Work order: Each line in the entries below that holds the string "一晩中充電" must be copied.

Data about app and page elements:
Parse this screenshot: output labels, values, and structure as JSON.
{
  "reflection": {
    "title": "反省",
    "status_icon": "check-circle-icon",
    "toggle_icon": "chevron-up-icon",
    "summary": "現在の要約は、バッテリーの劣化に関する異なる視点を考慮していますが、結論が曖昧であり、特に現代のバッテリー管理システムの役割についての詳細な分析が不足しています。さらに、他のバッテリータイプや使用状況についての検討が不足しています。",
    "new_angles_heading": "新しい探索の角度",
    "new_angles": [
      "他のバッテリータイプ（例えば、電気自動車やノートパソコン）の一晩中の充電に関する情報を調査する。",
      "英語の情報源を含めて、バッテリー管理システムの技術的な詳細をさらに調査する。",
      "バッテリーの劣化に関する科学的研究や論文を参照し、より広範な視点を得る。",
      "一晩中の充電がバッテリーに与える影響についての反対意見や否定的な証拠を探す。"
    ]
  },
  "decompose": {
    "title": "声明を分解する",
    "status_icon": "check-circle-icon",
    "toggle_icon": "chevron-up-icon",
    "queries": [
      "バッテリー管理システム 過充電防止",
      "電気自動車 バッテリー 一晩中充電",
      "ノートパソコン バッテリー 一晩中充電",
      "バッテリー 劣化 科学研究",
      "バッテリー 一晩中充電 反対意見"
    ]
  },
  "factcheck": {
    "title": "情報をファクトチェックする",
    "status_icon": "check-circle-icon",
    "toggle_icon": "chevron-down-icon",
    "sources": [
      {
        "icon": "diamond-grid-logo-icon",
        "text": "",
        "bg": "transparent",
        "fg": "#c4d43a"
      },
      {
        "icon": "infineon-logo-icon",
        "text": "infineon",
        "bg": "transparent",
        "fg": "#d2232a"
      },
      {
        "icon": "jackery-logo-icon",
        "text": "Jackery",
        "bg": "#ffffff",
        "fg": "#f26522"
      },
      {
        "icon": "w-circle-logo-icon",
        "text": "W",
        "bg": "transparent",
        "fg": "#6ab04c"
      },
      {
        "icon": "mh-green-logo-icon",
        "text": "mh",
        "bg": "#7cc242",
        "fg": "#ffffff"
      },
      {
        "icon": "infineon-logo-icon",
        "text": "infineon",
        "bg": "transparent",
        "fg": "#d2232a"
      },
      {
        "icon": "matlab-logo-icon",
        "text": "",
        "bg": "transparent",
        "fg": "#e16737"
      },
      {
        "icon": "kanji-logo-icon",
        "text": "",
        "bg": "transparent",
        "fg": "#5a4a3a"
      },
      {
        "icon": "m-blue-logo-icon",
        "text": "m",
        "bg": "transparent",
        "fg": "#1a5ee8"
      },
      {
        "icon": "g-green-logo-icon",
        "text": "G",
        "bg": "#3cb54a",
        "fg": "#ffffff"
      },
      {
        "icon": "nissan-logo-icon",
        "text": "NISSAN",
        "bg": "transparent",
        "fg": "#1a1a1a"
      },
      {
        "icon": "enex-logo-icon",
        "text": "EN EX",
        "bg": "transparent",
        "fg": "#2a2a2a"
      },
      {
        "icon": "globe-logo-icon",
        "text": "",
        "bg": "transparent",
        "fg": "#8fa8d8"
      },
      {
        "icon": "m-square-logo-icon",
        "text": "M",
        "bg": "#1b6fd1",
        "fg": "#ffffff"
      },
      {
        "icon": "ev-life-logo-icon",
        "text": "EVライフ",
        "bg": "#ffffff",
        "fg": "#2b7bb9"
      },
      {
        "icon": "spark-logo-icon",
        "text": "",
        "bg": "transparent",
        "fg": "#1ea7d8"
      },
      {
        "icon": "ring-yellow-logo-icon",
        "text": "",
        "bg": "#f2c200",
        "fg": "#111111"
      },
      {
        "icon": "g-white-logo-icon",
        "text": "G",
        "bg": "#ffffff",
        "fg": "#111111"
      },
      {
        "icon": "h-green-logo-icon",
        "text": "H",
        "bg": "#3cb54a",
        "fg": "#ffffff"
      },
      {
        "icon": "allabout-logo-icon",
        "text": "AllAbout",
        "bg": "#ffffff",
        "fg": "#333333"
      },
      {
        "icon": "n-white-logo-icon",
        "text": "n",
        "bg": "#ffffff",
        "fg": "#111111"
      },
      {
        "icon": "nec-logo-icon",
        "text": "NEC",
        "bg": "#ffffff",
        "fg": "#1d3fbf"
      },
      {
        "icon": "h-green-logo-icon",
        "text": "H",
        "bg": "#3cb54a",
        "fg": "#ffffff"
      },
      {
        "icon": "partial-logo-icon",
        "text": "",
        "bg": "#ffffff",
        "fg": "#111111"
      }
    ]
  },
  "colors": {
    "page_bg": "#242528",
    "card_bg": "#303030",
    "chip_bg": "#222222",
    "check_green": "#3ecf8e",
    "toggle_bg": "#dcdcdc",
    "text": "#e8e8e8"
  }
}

The completed task:
      "電気自動車 バッテリー 一晩中充電",
      "ノートパソコン バッテリー 一晩中充電",
      "バッテリー 一晩中充電 反対意見"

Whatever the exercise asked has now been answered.